Starting Your Estate Plan

Starting Your Estate Plan

March 26, 2020

Tagged As: Wealth Management

Creating an estate plan is definitely not everyone’s favorite thing to do. It’s uncomfortable to talk about your own death and to make plans for it, but once a plan is in place, it can be a comfort to know that your assets are protected. With that in mind, here are five steps you should take to get your estate plan started.

1. List your assets.

Think in terms of big categories like real estate, bank accounts, life insurance policies, and retirement accounts. Assign a dollar amount to each of these. It doesn’t have to be exact, just a ballpark figure.
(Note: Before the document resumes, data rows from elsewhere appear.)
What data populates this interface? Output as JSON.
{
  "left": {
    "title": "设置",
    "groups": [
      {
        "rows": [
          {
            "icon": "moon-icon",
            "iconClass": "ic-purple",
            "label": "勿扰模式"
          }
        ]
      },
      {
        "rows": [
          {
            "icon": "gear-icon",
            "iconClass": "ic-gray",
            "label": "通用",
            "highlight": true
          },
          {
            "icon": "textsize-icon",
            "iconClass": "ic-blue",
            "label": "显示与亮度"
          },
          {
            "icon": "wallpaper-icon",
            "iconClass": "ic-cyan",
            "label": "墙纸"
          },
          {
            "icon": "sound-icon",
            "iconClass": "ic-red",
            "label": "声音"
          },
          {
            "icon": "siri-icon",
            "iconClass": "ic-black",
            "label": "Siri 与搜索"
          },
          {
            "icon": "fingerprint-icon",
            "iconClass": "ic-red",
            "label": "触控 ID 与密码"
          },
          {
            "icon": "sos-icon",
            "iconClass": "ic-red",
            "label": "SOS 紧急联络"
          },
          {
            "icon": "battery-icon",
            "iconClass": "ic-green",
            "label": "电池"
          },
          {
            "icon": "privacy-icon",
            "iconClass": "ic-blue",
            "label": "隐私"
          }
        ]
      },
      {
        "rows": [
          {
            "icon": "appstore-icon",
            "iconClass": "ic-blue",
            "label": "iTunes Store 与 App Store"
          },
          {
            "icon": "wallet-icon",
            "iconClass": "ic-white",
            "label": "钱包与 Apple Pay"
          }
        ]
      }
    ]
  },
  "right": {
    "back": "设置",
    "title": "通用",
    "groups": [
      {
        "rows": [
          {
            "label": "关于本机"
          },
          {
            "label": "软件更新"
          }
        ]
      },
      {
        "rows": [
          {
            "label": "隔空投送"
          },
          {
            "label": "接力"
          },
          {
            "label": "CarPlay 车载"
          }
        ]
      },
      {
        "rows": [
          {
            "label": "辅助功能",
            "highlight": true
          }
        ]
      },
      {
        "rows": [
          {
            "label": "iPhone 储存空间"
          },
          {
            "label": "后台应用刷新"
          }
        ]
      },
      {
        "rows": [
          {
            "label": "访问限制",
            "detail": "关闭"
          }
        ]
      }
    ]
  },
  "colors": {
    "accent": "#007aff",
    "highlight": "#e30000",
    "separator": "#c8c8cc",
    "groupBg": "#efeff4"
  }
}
Also, consider how each of these assets are titled, for example: do you own it individually or with a spouse?

2. Gather beneficiary designations.

Things like life insurance and retirement accounts don’t pass by your will. They pass by beneficiary designation. So you should contact those institutions and get a copy of whatever they have on record.
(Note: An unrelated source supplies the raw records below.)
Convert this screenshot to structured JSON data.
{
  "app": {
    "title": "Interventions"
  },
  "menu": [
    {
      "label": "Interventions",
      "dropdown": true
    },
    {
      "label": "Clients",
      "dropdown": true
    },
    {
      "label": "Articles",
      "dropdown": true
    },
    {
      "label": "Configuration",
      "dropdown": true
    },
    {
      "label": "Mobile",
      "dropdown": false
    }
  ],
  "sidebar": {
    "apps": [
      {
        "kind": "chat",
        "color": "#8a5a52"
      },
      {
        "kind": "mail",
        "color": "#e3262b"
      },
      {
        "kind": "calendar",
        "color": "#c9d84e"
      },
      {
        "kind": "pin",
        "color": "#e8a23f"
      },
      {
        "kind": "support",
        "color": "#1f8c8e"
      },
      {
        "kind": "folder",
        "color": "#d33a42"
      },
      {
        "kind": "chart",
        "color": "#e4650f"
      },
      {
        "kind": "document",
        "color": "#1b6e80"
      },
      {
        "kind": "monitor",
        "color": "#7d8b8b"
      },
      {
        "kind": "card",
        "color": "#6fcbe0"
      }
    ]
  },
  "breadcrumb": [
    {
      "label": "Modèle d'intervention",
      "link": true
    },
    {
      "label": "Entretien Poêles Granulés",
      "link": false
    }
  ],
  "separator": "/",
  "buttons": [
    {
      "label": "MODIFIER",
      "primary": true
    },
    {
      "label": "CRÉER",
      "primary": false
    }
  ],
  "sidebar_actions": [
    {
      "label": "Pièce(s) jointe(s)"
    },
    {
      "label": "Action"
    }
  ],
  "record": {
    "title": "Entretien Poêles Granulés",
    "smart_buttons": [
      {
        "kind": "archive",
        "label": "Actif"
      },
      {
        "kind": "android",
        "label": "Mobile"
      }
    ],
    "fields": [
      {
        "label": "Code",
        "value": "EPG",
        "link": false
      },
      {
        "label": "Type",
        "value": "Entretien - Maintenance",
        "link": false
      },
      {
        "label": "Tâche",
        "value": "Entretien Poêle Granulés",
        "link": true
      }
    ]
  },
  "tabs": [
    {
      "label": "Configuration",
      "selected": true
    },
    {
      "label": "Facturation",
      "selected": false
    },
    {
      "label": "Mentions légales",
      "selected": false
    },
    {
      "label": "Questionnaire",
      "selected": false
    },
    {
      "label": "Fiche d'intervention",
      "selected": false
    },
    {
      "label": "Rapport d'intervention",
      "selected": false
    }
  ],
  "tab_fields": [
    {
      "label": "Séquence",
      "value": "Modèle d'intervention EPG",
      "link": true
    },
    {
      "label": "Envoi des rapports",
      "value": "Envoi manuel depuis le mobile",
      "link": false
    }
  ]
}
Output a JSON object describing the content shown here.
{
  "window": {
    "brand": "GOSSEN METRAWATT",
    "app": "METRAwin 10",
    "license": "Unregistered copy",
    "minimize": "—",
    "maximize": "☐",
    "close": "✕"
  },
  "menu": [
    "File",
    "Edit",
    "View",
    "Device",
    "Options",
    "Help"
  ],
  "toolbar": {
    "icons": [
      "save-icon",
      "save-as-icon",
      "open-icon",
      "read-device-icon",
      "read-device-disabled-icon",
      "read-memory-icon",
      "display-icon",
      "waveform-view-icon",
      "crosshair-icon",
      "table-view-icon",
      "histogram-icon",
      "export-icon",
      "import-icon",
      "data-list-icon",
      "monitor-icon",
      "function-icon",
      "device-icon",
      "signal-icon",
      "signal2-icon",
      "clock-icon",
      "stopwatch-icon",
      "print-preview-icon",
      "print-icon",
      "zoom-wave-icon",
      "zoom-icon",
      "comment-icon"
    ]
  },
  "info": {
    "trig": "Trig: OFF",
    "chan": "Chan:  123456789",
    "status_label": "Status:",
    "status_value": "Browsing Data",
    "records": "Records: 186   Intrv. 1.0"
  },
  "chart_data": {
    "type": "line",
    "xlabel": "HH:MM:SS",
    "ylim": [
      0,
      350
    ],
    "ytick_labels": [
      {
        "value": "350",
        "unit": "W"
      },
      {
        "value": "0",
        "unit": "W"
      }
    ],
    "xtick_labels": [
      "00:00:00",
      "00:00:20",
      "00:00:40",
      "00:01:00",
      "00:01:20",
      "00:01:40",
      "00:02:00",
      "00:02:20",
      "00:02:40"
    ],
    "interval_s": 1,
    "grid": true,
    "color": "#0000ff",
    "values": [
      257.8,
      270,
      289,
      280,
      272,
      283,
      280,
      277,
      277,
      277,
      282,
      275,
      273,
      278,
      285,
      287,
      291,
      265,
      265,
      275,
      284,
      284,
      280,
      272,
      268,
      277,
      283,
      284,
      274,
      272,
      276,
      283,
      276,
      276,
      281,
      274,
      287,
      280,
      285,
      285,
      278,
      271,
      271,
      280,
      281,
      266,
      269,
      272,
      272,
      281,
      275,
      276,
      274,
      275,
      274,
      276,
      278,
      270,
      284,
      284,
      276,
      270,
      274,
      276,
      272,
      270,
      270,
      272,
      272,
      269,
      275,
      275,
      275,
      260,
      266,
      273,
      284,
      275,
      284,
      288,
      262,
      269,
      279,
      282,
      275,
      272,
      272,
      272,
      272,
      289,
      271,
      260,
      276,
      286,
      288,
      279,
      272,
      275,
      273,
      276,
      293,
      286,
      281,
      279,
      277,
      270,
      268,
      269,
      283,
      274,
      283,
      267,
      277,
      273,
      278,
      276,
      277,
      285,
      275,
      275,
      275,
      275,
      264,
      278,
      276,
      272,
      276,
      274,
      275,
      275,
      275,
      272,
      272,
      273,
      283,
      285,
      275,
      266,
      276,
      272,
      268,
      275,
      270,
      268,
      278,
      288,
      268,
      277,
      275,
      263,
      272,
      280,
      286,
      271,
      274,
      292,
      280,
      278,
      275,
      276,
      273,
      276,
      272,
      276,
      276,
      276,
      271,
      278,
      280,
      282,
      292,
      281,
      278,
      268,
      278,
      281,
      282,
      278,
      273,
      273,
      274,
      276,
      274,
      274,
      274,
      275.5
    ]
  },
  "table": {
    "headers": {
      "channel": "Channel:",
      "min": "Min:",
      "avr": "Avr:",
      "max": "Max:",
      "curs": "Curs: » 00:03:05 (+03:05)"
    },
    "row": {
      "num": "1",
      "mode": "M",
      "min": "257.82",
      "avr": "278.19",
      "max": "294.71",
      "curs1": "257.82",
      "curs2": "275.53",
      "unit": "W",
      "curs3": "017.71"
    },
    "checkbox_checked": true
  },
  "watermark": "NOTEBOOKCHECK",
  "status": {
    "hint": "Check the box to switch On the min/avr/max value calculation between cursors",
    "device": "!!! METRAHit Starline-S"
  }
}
3. Know your goals and who should receive your assets.

Think big picture: do you want to make sure your family is taken care of? Or do you have a charity that you want to support? Your estate planning attorney will help you sort through the details.

4. Consider who you want to serve as executor.
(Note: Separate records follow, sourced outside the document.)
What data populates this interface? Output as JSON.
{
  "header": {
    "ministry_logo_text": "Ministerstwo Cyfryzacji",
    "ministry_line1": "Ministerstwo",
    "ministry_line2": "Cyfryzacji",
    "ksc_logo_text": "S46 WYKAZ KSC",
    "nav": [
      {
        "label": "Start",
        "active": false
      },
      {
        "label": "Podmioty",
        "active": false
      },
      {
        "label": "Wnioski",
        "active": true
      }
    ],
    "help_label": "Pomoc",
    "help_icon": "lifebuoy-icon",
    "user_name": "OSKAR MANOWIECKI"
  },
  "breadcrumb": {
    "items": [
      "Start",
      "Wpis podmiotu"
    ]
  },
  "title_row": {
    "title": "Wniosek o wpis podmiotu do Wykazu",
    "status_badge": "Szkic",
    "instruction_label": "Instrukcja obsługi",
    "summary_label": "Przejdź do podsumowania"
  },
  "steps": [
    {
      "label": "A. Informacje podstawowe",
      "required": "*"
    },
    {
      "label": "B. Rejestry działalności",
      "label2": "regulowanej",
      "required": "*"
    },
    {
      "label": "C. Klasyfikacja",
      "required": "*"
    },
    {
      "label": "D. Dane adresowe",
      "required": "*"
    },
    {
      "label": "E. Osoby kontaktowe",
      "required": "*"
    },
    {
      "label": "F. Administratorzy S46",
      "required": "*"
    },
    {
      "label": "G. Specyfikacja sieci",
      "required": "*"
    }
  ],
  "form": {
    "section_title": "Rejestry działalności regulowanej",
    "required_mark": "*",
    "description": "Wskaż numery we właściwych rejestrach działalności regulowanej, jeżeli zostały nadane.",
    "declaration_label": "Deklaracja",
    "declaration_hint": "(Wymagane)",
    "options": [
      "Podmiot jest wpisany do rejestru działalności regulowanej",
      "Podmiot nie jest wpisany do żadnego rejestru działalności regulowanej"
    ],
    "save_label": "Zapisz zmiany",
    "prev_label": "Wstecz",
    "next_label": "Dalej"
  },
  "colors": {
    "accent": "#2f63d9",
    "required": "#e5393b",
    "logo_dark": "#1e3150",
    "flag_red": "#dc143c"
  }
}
The executor is responsible for carrying out the directions of your will and they must take certain steps under Iowa law, including the following: petitioning the court, filing legal notices, gathering assets, paying final debts, filing tax returns, distributing the assets to the beneficiaries, and selling a business or home. It’s a time consuming job! You can select an individual to serve as your executor, such as a family member. You can also designate a corporate executor, such as Hills Bank.

5. Meet with your estate planning attorney.

If you are interested in learning more about estate planning click here.


Some trust products and IRA contributions/balances are not a deposit, not FDIC insured by any federal government agency, not guaranteed by the bank, and may go down in value.